This Week in Oklahoma Politics, KOSU's Michael Cross talks with ACLU Oklahoma Executive Director Ryan Kiesel and Republican Political Consultant Neva Hill about the State of the State Address from Governor Fallin, a plan to increase cigarette taxes by $1.50 per pack and bills to eliminate, reduce or put a moratorium on tax credits.

The trio also discuss Senator James Lankford's plan to eliminate federal tax credits on wind energy and the Iowa Caucus results with less than a month before Oklahoma's Presidential Primary on Super Tuesday.

This Week in Oklahoma Politics, KOSU's Michael Cross talks with ACLU Oklahoma Executive Director Ryan Kiesel and Republican Political Consultant Neva Hill about the upcoming legislative session including any possible predictions, a proposal to give $10,000 raises to teachers and an initiative to put criminal justice reform on the ballot this November.

This Week in Oklahoma Politics, KOSU's Michael Cross talks with ACLU Oklahoma Executive Director Ryan Kiesel and Republican Political Consultant Neva Hill about a bill by a prominent Senate Republican to stop the current tax cut, other bills filed in the upcoming legislation and possible cuts coming to education in Oklahoma.

The trio also discusses a couple of recent earthquake forums in the OKC metropolitan area, the resignation of the vice chair of the State Republican Party, and Donald Trump brings Sarah Palin to Tulsa.

This Week in Oklahoma Politics, KOSU's Michael Cross talks with Republican Political Consultant Neva Hill and ACLU Oklahoma Executive Director Ryan Kiesel about a special election win by the Democratic candidate in the heavily Republican Senate seat, the State Supreme Court rules a penny sales tax petition constitutional and former Democratic Congressman Dan Boren says he's considering a run for Governor in 2018.

This week in Oklahoma Politics, KOSU's Michael Cross talks with ACLU Oklahoma Executive Director Ryan Kiesel and Republican Political Consultant Neva Hill about their expectation for 2016, new presidential action in an attempt to reduce gun violence and a dispute between the State Auditor and the Attorney General.

The trio also discuss the recent earthquakes in Oklahoma and the American Indian Cultural Center and Museum.

This Week in Oklahoma Politics KOSU's Michael Cross talks with ACLU Oklahoma Executive Director Ryan Kiesel and Republican Political Consultant Neva Hill about the news that state finance officials have announced a revenue failure for the current fiscal year and a budget shortfall of more than $900M for the next fiscal year. 

The trio also discuss the future of the American Indian Cultural Center and Museum in Oklahoma City.

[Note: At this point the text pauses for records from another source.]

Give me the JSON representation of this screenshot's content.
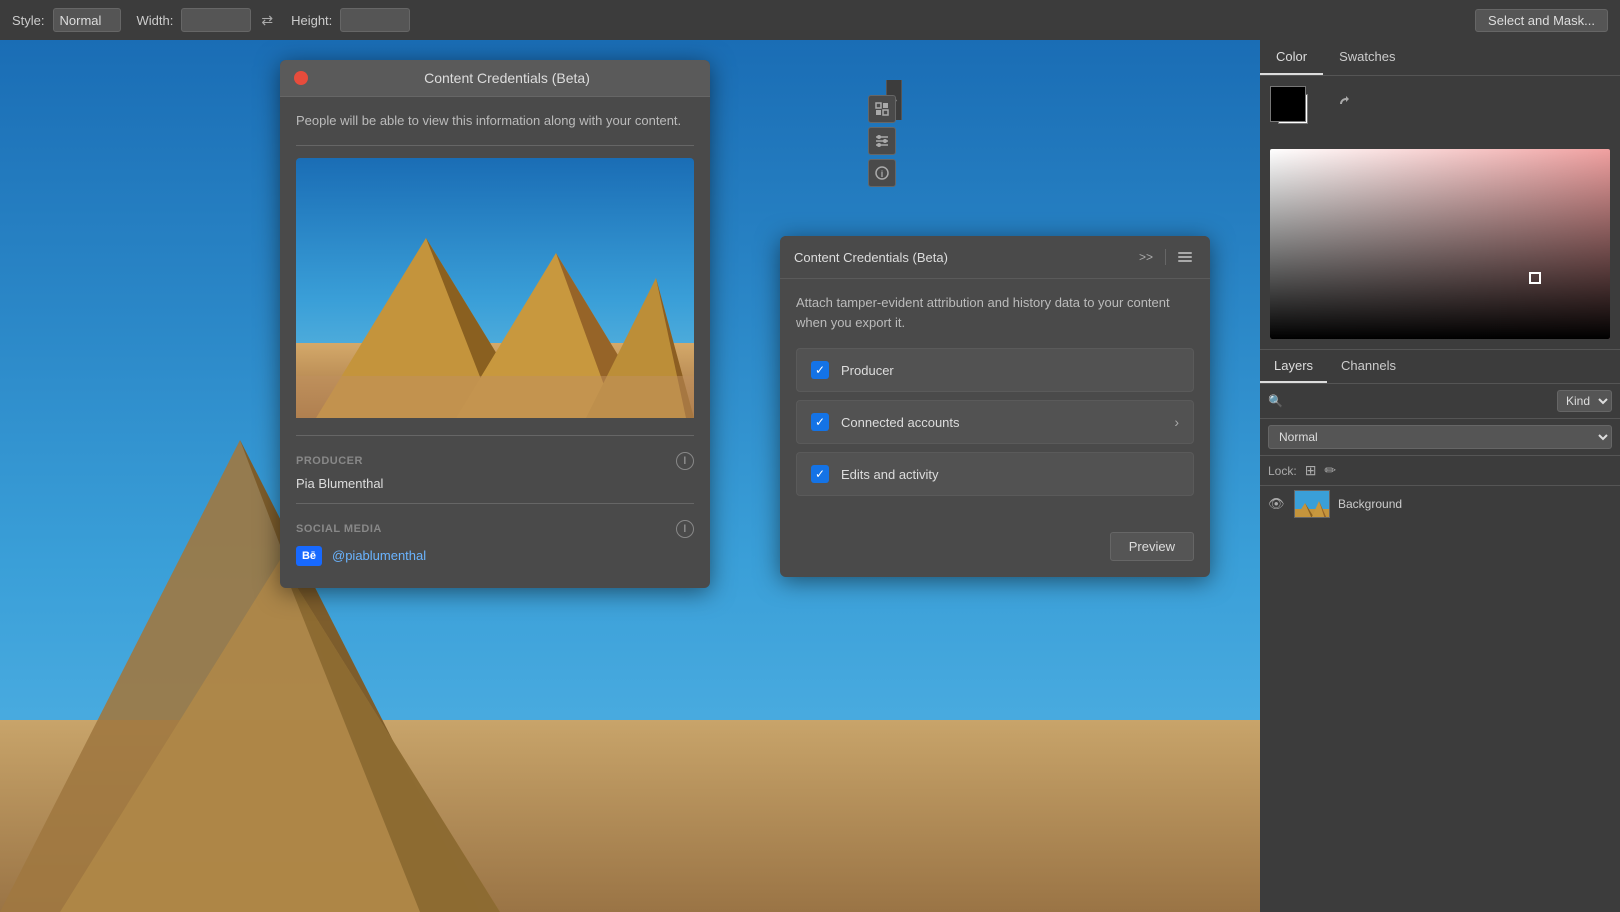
{
  "toolbar": {
    "style_label": "Style:",
    "style_value": "Normal",
    "width_label": "Width:",
    "height_label": "Height:",
    "select_mask_btn": "Select and Mask..."
  },
  "cc_left_panel": {
    "title": "Content Credentials (Beta)",
    "description": "People will be able to view this information along with your content.",
    "producer_label": "PRODUCER",
    "producer_value": "Pia Blumenthal",
    "social_media_label": "SOCIAL MEDIA",
    "social_handle": "@piablumenthal"
  },
  "cc_right_panel": {
    "title": "Content Credentials (Beta)",
    "expand_label": ">>",
    "description": "Attach tamper-evident attribution and history data to your content when you export it.",
    "checkboxes": [
      {
        "label": "Producer",
        "checked": true
      },
      {
        "label": "Connected accounts",
        "checked": true,
        "has_chevron": true
      },
      {
        "label": "Edits and activity",
        "checked": true
      }
    ],
    "preview_btn": "Preview"
  },
  "right_sidebar": {
    "color_tab": "Color",
    "swatches_tab": "Swatches",
    "layers_tab": "Layers",
    "channels_tab": "Channels",
    "kind_label": "Kind",
    "normal_label": "Normal",
    "lock_label": "Lock:",
    "layer_name": "Background"
  },
  "icons": {
    "close": "●",
    "swap": "⇄",
    "search": "🔍",
    "eye": "👁",
    "lock_squares": "⊞",
    "lock_paint": "✏",
    "chevron_right": "›",
    "checkmark": "✓",
    "menu_lines": "≡",
    "info": "i",
    "be_logo": "Bē"
  }
}
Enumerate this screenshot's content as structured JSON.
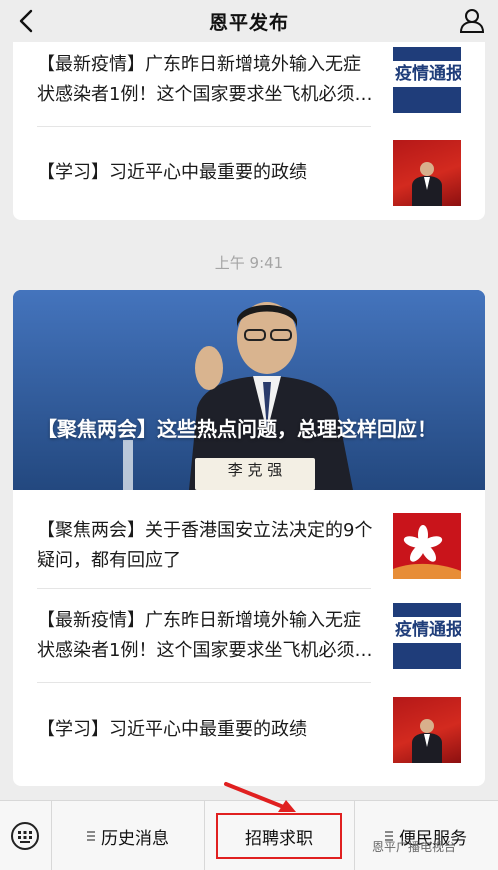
{
  "navbar": {
    "title": "恩平发布",
    "back_icon": "chevron-left-icon",
    "profile_icon": "user-icon"
  },
  "top_card": {
    "items": [
      {
        "title": "【最新疫情】广东昨日新增境外输入无症状感染者1例！这个国家要求坐飞机必须戴口罩",
        "thumb_text": "疫情通报"
      },
      {
        "title": "【学习】习近平心中最重要的政绩"
      }
    ]
  },
  "timestamp": "上午 9:41",
  "main_card": {
    "hero": {
      "title": "【聚焦两会】这些热点问题，总理这样回应！",
      "nameplate": "李 克 强"
    },
    "items": [
      {
        "title": "【聚焦两会】关于香港国安立法决定的9个疑问，都有回应了"
      },
      {
        "title": "【最新疫情】广东昨日新增境外输入无症状感染者1例！这个国家要求坐飞机必须戴口罩",
        "thumb_text": "疫情通报"
      },
      {
        "title": "【学习】习近平心中最重要的政绩"
      }
    ]
  },
  "tabbar": {
    "keyboard_icon": "keyboard-icon",
    "tabs": [
      {
        "label": "历史消息"
      },
      {
        "label": "招聘求职"
      },
      {
        "label": "便民服务"
      }
    ]
  },
  "watermark": "恩平广播电视台",
  "colors": {
    "highlight": "#e02020",
    "background": "#ededed",
    "thumb_blue": "#1f3d7a",
    "thumb_red": "#c9141b"
  }
}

This Week in Oklahoma Politics, KOSU's Michael Cross talks with ACLU Oklahoma Executive Director Ryan Kiesel and Republican Political Consultant Neva Hill about the anti-panhandling measure passed by Oklahoma City, a new study ranking Oklahoma next to last in regard to health and Planned Parenthood says error rate accusations against the organization are exaggerated.

facebook.com/CurbsideOKC

By a 7-2 vote, the Oklahoma City Council bans activities in medians less than 30 feet wide.

For more than two hours, several organizations who help the poor and homeless spoke in opposition to the measure. Only one group spoke in support.

Councilwoman Meg Salyer says she pushed the bill and amended it to deal with public safety.

"The ordinance before us today, amending Chapter 32 of the municipal code about motor vehicles and traffic, addresses the public safety issue of both pedestrians and drivers," says Salyer.

facebook.com/CurbsideOKC

On Tuesday, the Oklahoma City Council is expected to vote on an ordinance banning activities in city medians with an emphasis on ending panhandling.

KOSU's Michael Cross spoke with Homeless Alliance Executive Director Dan Straughan about what this means for Oklahoma City's indigent community.

 

Pages